■ Problem description: Copy every line of the data that includes the string "Twitter".

Records from a data source:
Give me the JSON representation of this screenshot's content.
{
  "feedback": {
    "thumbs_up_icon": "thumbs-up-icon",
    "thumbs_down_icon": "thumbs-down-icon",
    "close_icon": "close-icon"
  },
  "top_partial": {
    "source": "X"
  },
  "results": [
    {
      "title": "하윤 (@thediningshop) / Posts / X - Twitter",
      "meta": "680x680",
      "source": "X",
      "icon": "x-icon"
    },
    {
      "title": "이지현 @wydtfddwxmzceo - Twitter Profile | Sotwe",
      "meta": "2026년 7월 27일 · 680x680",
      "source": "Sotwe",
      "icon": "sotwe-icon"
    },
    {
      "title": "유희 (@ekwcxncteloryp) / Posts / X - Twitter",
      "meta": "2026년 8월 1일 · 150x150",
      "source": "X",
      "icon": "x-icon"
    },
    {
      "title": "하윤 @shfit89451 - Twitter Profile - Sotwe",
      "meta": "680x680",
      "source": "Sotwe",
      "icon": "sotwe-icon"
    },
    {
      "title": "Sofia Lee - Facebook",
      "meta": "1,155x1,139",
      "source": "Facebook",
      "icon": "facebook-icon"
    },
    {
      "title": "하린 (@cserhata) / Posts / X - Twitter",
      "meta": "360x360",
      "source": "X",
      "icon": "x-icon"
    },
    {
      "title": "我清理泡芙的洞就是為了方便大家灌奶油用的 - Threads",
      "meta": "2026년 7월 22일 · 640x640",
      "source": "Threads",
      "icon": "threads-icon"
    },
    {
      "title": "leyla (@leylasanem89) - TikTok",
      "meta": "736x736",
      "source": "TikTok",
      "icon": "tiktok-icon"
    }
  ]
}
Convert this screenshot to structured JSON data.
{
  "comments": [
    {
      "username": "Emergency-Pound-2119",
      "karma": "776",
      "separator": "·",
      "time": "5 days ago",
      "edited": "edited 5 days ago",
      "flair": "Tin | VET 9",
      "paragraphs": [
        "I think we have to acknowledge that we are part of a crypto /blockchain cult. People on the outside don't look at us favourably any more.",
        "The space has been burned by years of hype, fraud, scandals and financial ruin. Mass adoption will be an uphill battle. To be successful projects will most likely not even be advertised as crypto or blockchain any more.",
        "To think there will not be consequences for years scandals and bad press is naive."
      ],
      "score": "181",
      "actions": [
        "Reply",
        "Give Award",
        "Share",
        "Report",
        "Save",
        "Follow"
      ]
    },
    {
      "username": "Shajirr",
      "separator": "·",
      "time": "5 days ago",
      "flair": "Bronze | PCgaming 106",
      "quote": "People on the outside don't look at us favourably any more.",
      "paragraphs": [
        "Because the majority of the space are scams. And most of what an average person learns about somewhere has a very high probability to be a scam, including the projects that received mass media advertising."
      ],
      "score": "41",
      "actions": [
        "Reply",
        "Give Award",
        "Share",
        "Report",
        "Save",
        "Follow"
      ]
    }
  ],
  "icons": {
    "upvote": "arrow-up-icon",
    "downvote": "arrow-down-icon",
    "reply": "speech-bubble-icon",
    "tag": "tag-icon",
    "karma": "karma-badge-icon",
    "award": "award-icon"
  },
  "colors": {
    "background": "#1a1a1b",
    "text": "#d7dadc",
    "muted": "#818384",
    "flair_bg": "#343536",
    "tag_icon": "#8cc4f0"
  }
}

■ Your solution:
      "title": "하윤 (@thediningshop) / Posts / X - Twitter",
      "title": "이지현 @wydtfddwxmzceo - Twitter Profile | Sotwe",
      "title": "유희 (@ekwcxncteloryp) / Posts / X - Twitter",
      "title": "하윤 @shfit89451 - Twitter Profile - Sotwe",
      "title": "하린 (@cserhata) / Posts / X - Twitter",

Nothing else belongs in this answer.